We curse the driver who cut us off on the way to work. Pent up stress from our workday will unload on our spouse or children in a verbal tirade. Internet surfing or late lunches steal precious time from our employer. Procrastination and the care of our material possessions steal our time. Envy rises when our neighbor has installed a pool, and jealously rises when someone pays too much attention to our spouse. There are family members we only tolerate because of a past hurt, and our ‘white’ lies stack up like building blocks around our souls. Comparatively, we are good people, but we are not the person God created.
Sometime ago, I volunteered to lead a Bible Study for a small group of women. They were a diverse group with empty nesters, young adults, established and new Christians, along with unbelievers. The Bible study followed national events that had turned our security into horror, our trust into fear and our love into questioning. In addition, my inner life paralleled the nation with turmoil, misunderstanding and long buried pain. After prayerful consideration, I chose spiritual warfare as my topic.

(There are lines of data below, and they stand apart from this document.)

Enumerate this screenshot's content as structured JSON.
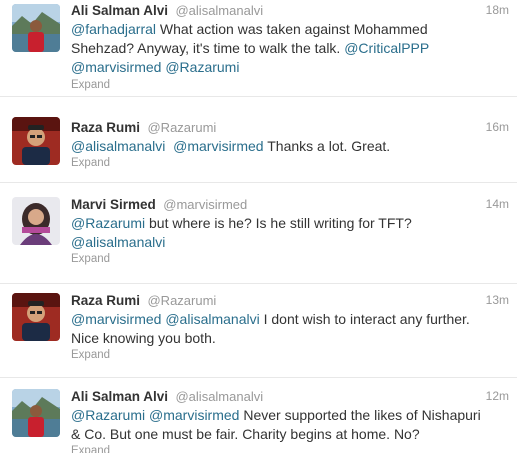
{
  "tweets": [
    {
      "fullname": "Ali Salman Alvi",
      "username": "@alisalmanalvi",
      "time": "18m",
      "mentions_a": [
        "@farhadjarral"
      ],
      "text_a": " What action was taken against Mohammed Shehzad? Anyway, it's time to walk the talk. ",
      "mentions_b": [
        "@CriticalPPP",
        "@marvisirmed",
        "@Razarumi"
      ],
      "expand": "Expand"
    },
    {
      "fullname": "Raza Rumi",
      "username": "@Razarumi",
      "time": "16m",
      "mentions_a": [
        "@alisalmanalvi",
        "@marvisirmed"
      ],
      "text_a": " Thanks a lot. Great.",
      "expand": "Expand"
    },
    {
      "fullname": "Marvi Sirmed",
      "username": "@marvisirmed",
      "time": "14m",
      "mentions_a": [
        "@Razarumi"
      ],
      "text_a": " but where is he? Is he still writing for TFT? ",
      "mentions_b": [
        "@alisalmanalvi"
      ],
      "expand": "Expand"
    },
    {
      "fullname": "Raza Rumi",
      "username": "@Razarumi",
      "time": "13m",
      "mentions_a": [
        "@marvisirmed",
        "@alisalmanalvi"
      ],
      "text_a": " I dont wish to interact any further. Nice knowing you both.",
      "expand": "Expand"
    },
    {
      "fullname": "Ali Salman Alvi",
      "username": "@alisalmanalvi",
      "time": "12m",
      "mentions_a": [
        "@Razarumi",
        "@marvisirmed"
      ],
      "text_a": " Never supported the likes of Nishapuri & Co. But one must be fair. Charity begins at home. No?",
      "expand": "Expand"
    }
  ],
  "colors": {
    "mention": "#2a6e8c",
    "meta": "#999999",
    "text": "#333333"
  },
  "icons": [
    "avatar-ali-salman-alvi",
    "avatar-raza-rumi",
    "avatar-marvi-sirmed"
  ]
}
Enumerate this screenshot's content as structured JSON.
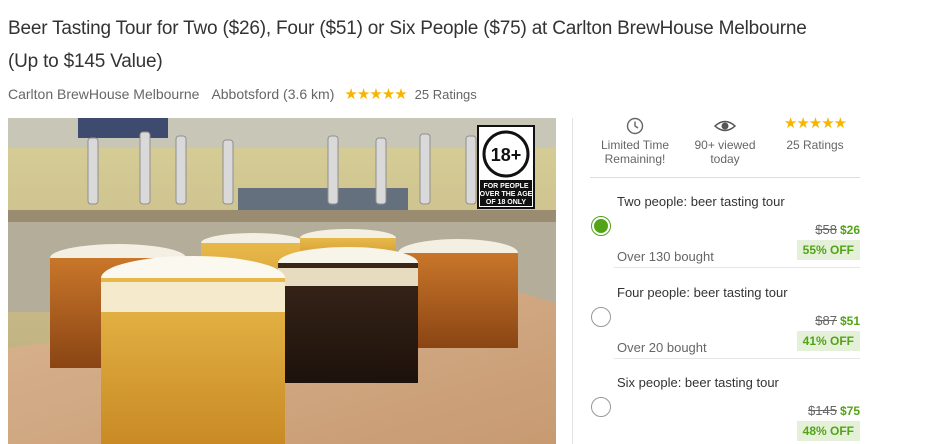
{
  "deal": {
    "title": "Beer Tasting Tour for Two ($26), Four ($51) or Six People ($75) at Carlton BrewHouse Melbourne (Up to $145 Value)",
    "merchant": "Carlton BrewHouse Melbourne",
    "location": "Abbotsford (3.6 km)",
    "rating_stars": 5,
    "ratings_count": "25 Ratings"
  },
  "photo": {
    "badge_number": "18+",
    "badge_text": [
      "FOR PEOPLE",
      "OVER THE AGE",
      "OF 18 ONLY"
    ]
  },
  "stats": [
    {
      "icon": "clock-icon",
      "lines": [
        "Limited Time",
        "Remaining!"
      ]
    },
    {
      "icon": "eye-icon",
      "lines": [
        "90+ viewed",
        "today"
      ]
    },
    {
      "icon": "stars-icon",
      "lines": [
        "25 Ratings"
      ]
    }
  ],
  "options": [
    {
      "title": "Two people: beer tasting tour",
      "old_price": "$58",
      "new_price": "$26",
      "discount": "55% OFF",
      "bought": "Over 130 bought",
      "selected": true
    },
    {
      "title": "Four people: beer tasting tour",
      "old_price": "$87",
      "new_price": "$51",
      "discount": "41% OFF",
      "bought": "Over 20 bought",
      "selected": false
    },
    {
      "title": "Six people: beer tasting tour",
      "old_price": "$145",
      "new_price": "$75",
      "discount": "48% OFF",
      "bought": "",
      "selected": false
    }
  ],
  "colors": {
    "accent_green": "#53a318",
    "discount_bg": "#e4f1d8",
    "star": "#f7b500"
  }
}
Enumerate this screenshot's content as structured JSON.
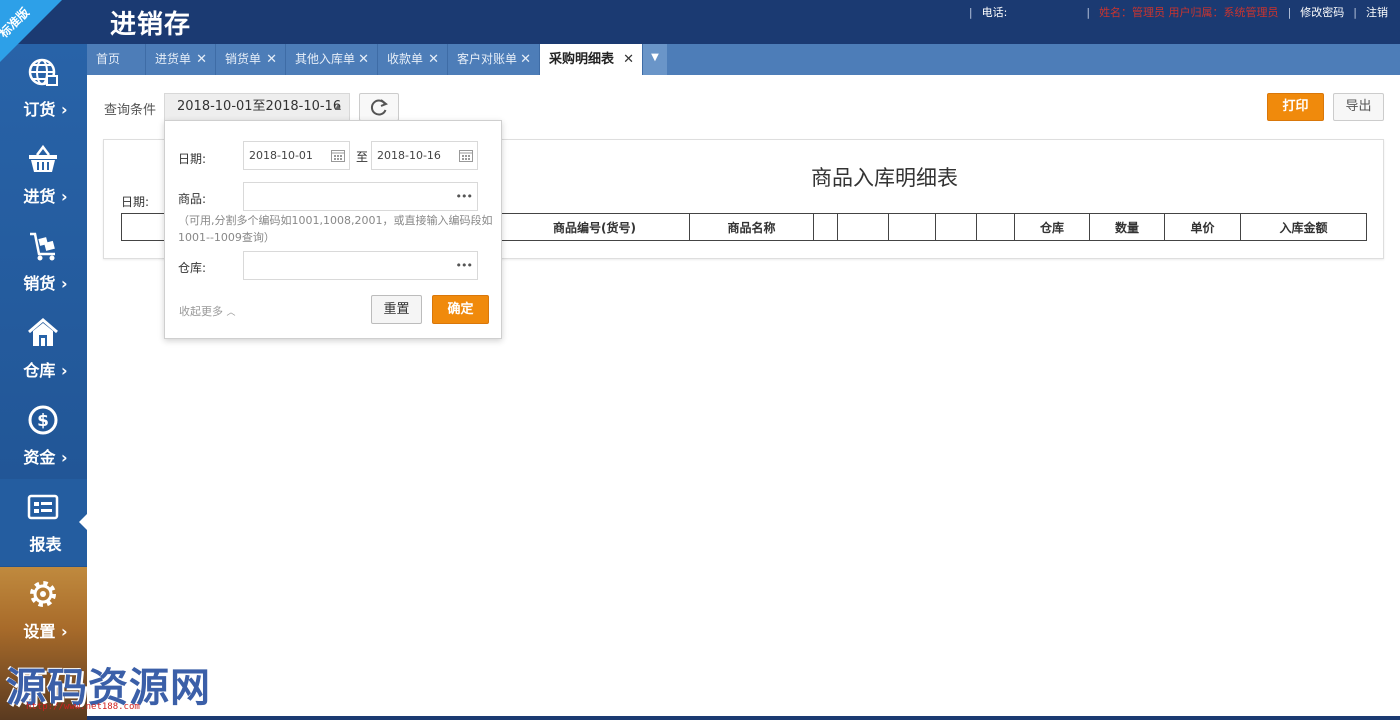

I wanted to better understand the existence of evil, how it works, how it affects each of us and more importantly, how can we combat the evil we see around us each day. I questioned why God gave us a free will knowing that we would use that will to turn away from him. I examined the disparity between living under the laws of God and living under his grace. I was confused by the letdown felt by new Christians after the first joyous flush of salvation had mysteriously left them. I could not understand the difference between judgment and discernment or the conflict between forgiveness and self-protection. Although I had witnessed the power of prayer in my life, I wanted to move beyond the ‘genie in the bottle’ type of prayer, and finally, why did God place so much emphasis on praise and worship?
There is a difference between knowledge and wisdom for knowledge can be learned, but wisdom must be earned. Although I had chosen the topic for my Bible study, God had imparted the knowledge and the wisdom. Each week as I studied the scriptures in preparation for my class he revealed to me meanings that I had not before perceived. God also brought me through experiences during that time, and since, that only clarified and confirmed what he was trying to show me.
So again I say the knowledge and the wisdom belong to God and so does the title; for they are God’s Weapons of Mass Construction.